“Now one of the interesting things here is to date we haven’t been able to connect the McHugh site’s inhabitants to anything that might say they were Irish,” Richards said. “So in other words, if we didn’t know that that was a homestead of an Irish family, we’d have no way of knowing that they were Irish, German, Polish, Scandinavian, whatever.”
This is different than the early Irish immigrants who lived in big cities and deep in the heart of discrimination, Richards said.
“There’s also some studies that suggest unlike the situation in urban areas like Chicago, Milwaukee and New York, where the Irish tended to form very strong enclaves and celebrate their Irish identity as a way to defend themselves from other ethnic groups, that that didn’t seem to be necessary in rural areas in many cases,” Ricahrds said. “Irish didn’t always form settlements and stick together the same way. They didn’t really need to.”
Richards added that by the time the McHughs moved to Wisconsin, they were already in the U.S. for a quarter-century. This could have been enough time to get acclimated to American culture.

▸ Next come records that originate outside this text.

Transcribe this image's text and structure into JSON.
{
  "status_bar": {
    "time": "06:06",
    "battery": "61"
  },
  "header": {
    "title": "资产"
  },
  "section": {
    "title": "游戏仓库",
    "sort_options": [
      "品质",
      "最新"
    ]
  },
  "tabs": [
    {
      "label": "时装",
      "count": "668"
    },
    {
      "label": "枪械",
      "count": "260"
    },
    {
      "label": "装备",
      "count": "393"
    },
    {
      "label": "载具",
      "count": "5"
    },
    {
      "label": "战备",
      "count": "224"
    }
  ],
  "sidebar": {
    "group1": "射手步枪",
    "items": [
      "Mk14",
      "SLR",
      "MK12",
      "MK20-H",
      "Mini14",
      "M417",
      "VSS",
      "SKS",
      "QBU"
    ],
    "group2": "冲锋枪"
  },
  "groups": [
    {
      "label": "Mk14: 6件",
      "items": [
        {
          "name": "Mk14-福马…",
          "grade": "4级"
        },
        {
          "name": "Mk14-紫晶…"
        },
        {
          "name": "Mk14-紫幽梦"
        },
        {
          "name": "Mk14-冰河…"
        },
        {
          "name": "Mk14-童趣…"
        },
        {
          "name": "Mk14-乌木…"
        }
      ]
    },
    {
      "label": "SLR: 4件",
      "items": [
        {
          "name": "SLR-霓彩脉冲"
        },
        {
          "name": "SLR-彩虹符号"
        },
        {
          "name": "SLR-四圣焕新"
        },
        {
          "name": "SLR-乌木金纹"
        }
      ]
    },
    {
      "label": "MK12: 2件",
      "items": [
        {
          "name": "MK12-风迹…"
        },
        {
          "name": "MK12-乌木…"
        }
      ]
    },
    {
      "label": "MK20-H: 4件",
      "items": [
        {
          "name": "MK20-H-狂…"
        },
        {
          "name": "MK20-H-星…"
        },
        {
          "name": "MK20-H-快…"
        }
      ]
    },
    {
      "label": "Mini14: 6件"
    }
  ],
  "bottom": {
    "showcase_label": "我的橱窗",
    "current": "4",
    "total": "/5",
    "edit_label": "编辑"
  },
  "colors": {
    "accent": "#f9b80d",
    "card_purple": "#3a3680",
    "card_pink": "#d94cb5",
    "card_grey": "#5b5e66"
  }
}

“The whole McHugh story is less an Irish epic than an American one,” Richards said. “And I don’t mean to say that the Irish-born McHughs didn’t consider themselves Irish. Certainly they probably did. I don’t think they would have completely shunned the traditional music and folktales and customs in their home. … But they don’t seem to have needed or cherished their Irish heritage here in the Caledonia township by the mid-19th century in any way we see in their archaeological record. It turns out that this is not unusual and this is more the case than an exception for 19th century era farmsteads.”
Oshkosh resident Michael Cooney, whose great-grandmother was Hannah McHugh, relation to Michael and Mary McHugh unknown, took interest in the speculation that the McHughs probably did not band together with other Irish.
Cooney later stood up and commented as a McHugh how proud he is of his Irish heritage.
“We may not have [had] the enclave but we certainly have the pride,” Cooney said.
Richards told the crowd he continues to share his findings. He presented in Dublin, Ireland over the summer, will talk this week at the Midwest Archaeological Conference in Indianapolis, and may write a book.
“The fact that you guys are all here today certainly testifies to the great success of James and Mary Sheldon’s and Michael and Mary McCoy’s journey from Ireland to Ohio and on to Wisconsin,” Richards said. “And I’ll just leave you with this parting thought: Ya’ll could have been Buckeyes. It was that close.”